Organic integrity may seem like a little thing when you've got so much else on your plate, but without it, all we've got is an industry of average goods. Without organic integrity what exactly would be the point of going through that hefty certification process?
Organics are a lot of work. If you know you can't give your all, then organics may not be for you. If you're simply looking to create a trendy product and organic seems like the new black, then organics may not be a right fit.
There's too much involved with going certified organic to simply jump on the organic train without some real thought about why you're doing so. If you love organics. If you're already an organic advocate. If you really want to contribute food or products that do less harm. Well, then organics may be for you. Especially if you also know they'll work for, and be good for your business and bottom line.
When the pros of going organic for you personally, outweigh the cons - all that paperwork, extra costs, extra time, and so fourth - this is a great time to go organic. Learn more below...
Not all organic certifying agents are created equally. When it comes to integrity, supporting clients and advocating for organics across the board, some agencies have a much better track record than others. Take your time, research and choose a certifying agent who rocks vs. an agent who is lackluster.
NOTE: If you don't like or agree with a rule, it's better to question it and try to change it rather than disregarding it as it stands - see below, Question the Rules. Check out the links below for easy ways to follow NOP rules.
It's important to follow current organic policy. However, it's also smart to question shady organic policy that undermines organic integrity. Staying up to date on current happenings within NOP is wise, as is getting involved. Currently, while NOP insists some of their top priorities are clear standards, consumer protection and market access as well as an overall maintenance of organic integrity, some of the USDA'a actions say otherwise.
The organic industry can continue to grow and thrive while maintaining integrity, but it'll take work. It will also take those outside the USDA who freely question organic gray areas and shaky policy.

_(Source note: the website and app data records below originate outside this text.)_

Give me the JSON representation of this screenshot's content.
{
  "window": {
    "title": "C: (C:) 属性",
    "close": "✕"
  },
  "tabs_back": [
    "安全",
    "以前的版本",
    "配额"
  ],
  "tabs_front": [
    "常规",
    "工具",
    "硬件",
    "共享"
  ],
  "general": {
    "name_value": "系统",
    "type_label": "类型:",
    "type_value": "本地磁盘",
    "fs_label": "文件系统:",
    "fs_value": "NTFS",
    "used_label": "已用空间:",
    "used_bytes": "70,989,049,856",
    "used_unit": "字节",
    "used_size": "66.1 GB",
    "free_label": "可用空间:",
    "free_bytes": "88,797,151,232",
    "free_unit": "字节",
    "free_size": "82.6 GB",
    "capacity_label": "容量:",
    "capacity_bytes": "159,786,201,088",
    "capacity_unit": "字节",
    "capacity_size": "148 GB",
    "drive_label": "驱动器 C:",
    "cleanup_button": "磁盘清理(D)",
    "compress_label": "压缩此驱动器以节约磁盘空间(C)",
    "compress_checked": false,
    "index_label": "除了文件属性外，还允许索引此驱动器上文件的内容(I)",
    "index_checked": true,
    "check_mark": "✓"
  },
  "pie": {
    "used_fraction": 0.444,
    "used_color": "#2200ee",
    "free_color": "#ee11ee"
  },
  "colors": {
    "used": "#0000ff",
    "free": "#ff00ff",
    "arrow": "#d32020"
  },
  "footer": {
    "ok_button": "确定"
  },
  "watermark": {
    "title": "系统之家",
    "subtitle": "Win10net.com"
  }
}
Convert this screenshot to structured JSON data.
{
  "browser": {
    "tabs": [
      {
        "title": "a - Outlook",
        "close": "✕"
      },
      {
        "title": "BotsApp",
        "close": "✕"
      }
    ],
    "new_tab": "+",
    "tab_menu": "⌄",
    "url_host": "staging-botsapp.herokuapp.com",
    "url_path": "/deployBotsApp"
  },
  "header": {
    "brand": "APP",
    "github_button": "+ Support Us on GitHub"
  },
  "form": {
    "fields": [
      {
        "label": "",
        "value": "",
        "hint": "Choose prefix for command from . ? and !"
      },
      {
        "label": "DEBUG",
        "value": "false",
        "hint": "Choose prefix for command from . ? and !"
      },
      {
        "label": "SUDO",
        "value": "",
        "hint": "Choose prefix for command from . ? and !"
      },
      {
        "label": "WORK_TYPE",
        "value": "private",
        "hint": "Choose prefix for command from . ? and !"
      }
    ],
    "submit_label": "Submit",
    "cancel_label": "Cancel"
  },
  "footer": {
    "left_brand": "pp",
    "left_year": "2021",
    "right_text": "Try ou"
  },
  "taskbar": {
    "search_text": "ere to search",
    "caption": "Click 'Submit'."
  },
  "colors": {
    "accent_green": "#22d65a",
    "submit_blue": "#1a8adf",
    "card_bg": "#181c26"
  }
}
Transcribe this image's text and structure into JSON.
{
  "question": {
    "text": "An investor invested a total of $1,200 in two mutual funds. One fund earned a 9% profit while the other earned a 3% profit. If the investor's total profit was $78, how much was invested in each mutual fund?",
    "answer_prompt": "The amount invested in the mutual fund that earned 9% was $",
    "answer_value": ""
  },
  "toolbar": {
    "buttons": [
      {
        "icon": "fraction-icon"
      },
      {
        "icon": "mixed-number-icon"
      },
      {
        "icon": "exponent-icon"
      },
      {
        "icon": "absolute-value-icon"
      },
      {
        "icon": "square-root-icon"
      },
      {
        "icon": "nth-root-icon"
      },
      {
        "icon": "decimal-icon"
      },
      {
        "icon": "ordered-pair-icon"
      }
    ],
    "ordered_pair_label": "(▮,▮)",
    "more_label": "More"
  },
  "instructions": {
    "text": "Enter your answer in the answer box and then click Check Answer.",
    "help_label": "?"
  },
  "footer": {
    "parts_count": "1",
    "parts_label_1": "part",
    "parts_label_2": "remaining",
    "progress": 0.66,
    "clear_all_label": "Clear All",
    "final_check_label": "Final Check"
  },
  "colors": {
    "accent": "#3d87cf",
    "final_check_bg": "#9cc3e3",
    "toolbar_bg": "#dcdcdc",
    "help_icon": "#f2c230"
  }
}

You can speak up for strict and consistent organic policy by staying informed, questioning odd policies and making your voice heard. The National Organic Standards Board (NOSB) usually holds two major meetings each year. These meetings are free and open to the public, so you can attend or send NOSB your thoughts on proposed NOP recommendations.
Support awesome organic programs with funding donations when you can. If you don't have the extra cash, do something else cool for another organic business owner. Such as...
When you see another organic business acting shady, report them. Don't just sit by and allow others to pull the organic industry down. Being a whistle blower is more than okay, it benefits the entire industry by clearing out the bad seeds who make organics look lame.
One of the biggest organic advocacy steps you can take is to educate consumers about what real organics are and teach them about true organic integrity. The work you put into customer education pays off with more customers, plus, more importantly, knowledgeable customers.
Don't underestimate how confusing organics can be for consumers. You're around organics daily, but consumers at the store are confronted with fake organic labels, shady organics and conservative organizations telling them that organics don't make a difference.
Organics inherently hold eco-value, but overall there are some huge differences between "organic" vs. "eco-friendly" or "ethical." Be kind to your farm livestock, invest in green power and other eco-practices, and minimize your impact on the earth. Make your organic operation stand out as one with true, full-on integrity by going above and beyond basic organic policy.
10. Support Organics as a Consumer
You're more than an organic producer or handler, you're also a potential organic consumer. When shopping think like a smart organic consumer. Buy organics, especially from local, independently owned companies whenever possible. When consumers chose organics, we end up with an industry that's no longer considered "trendy" or utterly unique but rather the norm. Plus consistent purchases help drive organic prices down, which may seem bad if you're in the biz, but lower prices can equal higher income in the end.